> **Work instructions**: The answer must be a single number: the count of lines in these records that hold "Daily".

> **Information given**:
_ _ _ _ _

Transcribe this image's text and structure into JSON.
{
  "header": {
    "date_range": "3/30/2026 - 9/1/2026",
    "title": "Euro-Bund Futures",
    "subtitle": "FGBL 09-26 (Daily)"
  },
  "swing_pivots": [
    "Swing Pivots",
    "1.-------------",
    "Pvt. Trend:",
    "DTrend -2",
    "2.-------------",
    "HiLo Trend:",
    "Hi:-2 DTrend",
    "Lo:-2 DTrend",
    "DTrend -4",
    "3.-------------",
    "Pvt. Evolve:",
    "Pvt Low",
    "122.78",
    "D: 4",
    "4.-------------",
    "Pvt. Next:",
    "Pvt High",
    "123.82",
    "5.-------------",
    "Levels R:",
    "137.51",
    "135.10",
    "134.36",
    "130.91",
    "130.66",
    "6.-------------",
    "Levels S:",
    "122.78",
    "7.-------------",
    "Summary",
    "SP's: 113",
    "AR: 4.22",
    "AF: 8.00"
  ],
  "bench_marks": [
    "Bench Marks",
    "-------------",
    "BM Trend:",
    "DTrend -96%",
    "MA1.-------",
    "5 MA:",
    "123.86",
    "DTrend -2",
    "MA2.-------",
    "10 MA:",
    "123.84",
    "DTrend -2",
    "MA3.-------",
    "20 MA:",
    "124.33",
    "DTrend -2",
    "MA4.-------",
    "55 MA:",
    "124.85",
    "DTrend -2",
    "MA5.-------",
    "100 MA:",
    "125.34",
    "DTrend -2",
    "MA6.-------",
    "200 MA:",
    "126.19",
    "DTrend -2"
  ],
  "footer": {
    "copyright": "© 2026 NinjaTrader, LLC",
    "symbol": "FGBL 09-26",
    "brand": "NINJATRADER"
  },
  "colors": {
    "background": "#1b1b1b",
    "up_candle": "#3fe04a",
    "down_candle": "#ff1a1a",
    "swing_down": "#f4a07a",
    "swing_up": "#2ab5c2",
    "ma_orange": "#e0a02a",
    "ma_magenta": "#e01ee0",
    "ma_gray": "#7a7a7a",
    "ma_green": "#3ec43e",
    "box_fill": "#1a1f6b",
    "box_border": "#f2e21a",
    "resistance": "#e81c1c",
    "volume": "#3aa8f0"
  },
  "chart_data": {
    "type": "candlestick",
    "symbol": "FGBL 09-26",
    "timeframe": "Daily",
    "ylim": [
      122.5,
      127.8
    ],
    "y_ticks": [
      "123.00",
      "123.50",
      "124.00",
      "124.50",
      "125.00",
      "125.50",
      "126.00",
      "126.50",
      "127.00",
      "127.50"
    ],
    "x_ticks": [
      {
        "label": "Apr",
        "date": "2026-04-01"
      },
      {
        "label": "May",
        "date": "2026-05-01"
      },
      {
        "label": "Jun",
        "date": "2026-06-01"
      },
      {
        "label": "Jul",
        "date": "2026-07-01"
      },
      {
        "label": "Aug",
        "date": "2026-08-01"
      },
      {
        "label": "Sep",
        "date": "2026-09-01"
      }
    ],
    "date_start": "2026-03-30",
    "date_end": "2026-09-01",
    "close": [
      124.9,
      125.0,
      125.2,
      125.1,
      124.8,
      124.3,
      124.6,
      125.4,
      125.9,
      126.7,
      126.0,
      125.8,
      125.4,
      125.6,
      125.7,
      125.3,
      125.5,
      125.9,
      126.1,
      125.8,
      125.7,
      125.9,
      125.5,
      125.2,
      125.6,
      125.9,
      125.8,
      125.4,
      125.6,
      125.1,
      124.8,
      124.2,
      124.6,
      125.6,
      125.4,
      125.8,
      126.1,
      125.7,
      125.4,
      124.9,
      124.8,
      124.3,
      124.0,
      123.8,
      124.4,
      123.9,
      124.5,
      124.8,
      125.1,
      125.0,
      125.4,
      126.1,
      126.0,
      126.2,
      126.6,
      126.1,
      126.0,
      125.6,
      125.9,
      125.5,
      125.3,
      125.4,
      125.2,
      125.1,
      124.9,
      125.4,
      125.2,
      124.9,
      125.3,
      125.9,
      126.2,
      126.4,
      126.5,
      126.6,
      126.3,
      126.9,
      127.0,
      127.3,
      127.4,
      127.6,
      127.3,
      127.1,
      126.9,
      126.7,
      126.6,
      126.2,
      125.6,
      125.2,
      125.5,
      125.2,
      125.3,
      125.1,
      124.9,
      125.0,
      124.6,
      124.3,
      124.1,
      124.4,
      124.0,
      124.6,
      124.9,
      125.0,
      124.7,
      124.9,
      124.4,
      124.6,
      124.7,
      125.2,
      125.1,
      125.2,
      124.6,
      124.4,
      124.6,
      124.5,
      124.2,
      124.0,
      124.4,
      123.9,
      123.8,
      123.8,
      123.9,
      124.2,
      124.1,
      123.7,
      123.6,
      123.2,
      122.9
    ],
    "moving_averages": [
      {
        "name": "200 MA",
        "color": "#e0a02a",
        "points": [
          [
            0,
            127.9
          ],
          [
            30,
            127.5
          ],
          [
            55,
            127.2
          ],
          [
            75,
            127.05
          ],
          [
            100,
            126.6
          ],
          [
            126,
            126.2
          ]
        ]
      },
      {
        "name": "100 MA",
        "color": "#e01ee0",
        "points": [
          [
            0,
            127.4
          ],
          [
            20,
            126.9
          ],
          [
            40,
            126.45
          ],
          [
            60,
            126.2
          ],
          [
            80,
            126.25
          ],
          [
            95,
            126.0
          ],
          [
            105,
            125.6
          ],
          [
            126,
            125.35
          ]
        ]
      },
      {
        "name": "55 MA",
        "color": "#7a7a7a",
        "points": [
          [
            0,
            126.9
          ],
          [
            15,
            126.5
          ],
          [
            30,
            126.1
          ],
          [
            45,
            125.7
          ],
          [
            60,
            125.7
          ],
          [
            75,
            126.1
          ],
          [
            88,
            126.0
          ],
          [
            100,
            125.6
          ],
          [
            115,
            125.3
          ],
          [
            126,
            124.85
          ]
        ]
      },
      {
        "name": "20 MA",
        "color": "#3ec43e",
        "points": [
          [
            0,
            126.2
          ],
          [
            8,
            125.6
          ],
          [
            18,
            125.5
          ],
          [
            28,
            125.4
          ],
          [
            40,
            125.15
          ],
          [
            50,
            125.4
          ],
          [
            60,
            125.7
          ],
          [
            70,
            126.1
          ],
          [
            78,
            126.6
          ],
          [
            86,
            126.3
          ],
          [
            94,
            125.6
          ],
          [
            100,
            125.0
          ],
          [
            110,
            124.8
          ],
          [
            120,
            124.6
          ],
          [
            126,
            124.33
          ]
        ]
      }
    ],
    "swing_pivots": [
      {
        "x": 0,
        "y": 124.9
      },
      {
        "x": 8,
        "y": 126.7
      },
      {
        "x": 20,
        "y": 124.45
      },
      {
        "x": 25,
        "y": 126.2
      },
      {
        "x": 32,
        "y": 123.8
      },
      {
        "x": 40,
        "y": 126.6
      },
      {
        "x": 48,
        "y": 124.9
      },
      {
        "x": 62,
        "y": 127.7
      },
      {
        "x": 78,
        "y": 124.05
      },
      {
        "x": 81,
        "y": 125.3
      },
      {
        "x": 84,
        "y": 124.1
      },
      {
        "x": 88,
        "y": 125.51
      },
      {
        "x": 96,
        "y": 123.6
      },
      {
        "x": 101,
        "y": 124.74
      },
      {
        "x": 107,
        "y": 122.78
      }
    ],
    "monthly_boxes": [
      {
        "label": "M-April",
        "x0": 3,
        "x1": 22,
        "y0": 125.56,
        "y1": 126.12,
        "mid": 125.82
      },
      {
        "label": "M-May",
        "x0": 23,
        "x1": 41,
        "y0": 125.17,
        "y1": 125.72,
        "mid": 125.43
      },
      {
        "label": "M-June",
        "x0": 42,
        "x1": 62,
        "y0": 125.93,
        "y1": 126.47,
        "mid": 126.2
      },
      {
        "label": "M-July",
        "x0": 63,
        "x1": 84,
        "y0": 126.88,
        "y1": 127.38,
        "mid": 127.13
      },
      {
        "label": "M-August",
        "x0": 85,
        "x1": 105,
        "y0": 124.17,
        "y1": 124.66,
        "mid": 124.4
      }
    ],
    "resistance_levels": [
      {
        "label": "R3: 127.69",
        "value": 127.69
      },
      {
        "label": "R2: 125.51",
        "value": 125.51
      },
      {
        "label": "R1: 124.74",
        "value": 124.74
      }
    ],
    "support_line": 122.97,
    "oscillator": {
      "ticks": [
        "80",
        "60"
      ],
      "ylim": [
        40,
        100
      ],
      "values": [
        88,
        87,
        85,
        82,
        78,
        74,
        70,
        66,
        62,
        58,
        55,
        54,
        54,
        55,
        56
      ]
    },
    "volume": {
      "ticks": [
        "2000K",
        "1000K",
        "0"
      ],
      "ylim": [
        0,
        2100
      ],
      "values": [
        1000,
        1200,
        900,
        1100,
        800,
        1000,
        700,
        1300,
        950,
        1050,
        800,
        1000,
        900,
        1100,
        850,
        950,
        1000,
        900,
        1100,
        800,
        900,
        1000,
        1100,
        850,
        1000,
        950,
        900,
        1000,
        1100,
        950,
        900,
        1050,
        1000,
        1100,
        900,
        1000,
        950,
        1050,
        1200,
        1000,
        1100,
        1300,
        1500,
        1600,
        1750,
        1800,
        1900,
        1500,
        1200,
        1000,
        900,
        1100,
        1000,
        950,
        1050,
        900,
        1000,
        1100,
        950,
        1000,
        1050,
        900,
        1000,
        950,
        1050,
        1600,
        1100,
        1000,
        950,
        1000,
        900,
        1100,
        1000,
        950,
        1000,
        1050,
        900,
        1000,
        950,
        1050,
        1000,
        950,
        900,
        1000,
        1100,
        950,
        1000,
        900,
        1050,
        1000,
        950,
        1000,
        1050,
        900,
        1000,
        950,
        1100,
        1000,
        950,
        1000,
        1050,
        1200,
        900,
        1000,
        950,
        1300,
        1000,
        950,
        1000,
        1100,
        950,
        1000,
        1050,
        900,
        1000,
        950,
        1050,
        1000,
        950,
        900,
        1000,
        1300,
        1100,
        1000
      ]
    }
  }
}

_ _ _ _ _

> **Completed task**: 2